**Problem to solve**
Give the number of lines in the data below that contain "blender", with no other words.

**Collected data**
>>
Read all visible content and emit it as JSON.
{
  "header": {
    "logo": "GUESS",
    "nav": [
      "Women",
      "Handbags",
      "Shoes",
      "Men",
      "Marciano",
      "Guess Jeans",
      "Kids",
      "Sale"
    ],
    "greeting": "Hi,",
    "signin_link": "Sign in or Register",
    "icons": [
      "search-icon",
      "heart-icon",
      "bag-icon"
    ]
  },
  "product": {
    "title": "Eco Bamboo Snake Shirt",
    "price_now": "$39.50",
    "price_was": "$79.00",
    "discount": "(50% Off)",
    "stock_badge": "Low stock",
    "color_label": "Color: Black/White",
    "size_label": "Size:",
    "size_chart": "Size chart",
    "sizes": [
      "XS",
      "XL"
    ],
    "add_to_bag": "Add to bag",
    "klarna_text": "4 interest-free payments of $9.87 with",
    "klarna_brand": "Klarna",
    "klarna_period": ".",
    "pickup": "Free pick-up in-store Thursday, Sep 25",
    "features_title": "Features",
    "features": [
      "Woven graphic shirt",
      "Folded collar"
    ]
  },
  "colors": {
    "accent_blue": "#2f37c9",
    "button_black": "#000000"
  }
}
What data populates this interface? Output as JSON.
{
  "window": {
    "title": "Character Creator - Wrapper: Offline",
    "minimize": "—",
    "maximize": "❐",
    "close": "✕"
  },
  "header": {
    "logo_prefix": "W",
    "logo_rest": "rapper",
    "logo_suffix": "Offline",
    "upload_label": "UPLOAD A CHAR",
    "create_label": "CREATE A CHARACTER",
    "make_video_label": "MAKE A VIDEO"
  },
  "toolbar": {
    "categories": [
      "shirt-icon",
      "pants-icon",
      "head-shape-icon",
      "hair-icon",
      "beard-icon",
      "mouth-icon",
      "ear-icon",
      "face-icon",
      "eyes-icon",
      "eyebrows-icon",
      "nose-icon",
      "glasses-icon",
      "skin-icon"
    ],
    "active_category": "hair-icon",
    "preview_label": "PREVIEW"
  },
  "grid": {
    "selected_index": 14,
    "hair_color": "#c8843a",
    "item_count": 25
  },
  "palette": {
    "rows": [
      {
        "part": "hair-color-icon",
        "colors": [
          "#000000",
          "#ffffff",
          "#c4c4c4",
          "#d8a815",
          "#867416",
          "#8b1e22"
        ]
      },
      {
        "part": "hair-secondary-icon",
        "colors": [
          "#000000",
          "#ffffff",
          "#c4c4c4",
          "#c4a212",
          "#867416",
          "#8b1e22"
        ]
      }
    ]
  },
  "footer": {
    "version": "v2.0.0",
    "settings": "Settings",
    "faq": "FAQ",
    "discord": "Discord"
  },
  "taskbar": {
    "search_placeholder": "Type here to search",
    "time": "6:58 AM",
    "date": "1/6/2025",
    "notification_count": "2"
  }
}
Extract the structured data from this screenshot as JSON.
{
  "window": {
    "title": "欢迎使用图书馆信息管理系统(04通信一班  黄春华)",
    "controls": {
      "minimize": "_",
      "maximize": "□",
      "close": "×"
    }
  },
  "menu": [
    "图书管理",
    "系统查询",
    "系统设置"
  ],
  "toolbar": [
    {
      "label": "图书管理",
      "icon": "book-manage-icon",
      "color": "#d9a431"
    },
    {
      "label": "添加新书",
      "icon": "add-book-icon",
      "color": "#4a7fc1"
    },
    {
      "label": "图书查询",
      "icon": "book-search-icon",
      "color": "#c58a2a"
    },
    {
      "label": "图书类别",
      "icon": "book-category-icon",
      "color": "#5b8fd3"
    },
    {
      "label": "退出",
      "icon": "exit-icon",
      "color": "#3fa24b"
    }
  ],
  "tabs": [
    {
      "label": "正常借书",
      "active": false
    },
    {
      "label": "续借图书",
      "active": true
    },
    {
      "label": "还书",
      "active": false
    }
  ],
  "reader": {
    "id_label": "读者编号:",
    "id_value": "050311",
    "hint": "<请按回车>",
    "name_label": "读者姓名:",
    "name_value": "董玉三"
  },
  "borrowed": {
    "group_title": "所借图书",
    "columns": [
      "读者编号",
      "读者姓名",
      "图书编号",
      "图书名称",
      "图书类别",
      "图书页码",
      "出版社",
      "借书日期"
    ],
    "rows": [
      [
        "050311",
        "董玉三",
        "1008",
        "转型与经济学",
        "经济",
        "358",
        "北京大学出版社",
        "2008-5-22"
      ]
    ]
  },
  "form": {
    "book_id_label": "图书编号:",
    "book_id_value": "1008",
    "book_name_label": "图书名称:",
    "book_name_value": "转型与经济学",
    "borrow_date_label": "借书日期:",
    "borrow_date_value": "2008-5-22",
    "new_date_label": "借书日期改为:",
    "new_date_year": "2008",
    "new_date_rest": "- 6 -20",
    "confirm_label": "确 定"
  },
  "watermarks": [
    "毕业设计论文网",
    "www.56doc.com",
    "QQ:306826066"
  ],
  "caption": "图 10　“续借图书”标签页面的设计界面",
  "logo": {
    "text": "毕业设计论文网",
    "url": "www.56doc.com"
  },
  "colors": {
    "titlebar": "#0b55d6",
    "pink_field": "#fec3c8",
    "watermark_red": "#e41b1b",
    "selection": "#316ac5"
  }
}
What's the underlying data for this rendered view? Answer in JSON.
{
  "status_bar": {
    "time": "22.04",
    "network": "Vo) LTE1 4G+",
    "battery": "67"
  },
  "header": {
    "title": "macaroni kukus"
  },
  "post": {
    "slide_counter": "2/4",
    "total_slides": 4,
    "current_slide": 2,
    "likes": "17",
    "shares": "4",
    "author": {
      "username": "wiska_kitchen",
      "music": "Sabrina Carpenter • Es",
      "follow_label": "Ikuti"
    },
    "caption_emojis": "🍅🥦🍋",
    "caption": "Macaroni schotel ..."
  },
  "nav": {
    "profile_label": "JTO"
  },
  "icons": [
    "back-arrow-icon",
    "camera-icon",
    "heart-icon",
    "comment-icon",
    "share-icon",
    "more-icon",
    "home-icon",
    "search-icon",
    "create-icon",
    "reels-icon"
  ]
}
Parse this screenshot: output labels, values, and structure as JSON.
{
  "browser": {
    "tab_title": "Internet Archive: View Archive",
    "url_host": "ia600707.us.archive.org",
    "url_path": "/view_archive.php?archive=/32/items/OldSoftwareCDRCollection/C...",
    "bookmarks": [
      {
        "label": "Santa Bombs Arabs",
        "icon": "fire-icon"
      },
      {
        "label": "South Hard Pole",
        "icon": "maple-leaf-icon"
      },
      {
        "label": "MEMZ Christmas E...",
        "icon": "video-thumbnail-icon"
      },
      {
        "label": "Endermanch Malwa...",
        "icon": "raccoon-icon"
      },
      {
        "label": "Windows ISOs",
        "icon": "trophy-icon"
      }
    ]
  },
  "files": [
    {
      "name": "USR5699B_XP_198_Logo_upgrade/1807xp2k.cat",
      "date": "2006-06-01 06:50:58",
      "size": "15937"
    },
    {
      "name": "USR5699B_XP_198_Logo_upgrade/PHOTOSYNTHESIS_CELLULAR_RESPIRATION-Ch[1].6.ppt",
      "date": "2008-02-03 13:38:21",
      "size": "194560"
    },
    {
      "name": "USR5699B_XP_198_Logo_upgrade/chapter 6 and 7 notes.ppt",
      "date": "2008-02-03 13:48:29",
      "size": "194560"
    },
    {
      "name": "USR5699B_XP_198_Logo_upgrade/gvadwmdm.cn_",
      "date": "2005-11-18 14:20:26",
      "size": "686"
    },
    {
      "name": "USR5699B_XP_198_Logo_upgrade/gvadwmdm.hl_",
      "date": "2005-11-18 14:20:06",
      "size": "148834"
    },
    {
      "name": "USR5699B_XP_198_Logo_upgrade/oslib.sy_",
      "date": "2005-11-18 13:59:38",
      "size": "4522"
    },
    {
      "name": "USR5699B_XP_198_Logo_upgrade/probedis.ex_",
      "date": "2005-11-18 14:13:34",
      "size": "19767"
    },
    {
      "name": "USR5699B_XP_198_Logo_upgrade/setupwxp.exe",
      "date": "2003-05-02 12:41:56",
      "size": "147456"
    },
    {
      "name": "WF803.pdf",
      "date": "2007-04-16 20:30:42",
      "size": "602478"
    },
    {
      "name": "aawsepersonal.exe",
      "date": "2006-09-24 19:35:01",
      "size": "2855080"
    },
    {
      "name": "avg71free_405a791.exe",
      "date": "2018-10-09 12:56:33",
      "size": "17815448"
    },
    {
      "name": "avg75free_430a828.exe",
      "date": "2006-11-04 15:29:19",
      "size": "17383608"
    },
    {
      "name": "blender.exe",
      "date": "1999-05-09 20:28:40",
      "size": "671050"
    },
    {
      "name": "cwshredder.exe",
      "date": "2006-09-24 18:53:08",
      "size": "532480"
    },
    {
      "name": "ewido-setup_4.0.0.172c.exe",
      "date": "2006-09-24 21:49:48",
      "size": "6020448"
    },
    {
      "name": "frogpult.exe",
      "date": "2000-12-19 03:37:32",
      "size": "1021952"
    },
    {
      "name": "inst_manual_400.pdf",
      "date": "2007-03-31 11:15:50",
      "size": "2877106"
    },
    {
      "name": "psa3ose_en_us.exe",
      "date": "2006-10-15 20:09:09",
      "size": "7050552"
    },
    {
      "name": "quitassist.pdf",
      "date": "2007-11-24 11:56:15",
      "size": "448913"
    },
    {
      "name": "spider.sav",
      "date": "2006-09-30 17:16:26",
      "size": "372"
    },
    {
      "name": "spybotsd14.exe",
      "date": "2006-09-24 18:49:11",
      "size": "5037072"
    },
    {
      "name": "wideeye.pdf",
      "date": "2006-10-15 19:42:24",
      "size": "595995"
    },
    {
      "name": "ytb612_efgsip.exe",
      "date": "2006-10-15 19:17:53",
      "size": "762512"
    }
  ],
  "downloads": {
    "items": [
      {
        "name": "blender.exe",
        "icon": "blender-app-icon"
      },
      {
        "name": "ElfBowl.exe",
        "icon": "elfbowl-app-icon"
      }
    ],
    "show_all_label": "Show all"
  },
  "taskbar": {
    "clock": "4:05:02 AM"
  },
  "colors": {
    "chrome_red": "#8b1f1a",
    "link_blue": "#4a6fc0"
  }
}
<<
**Answer area**
3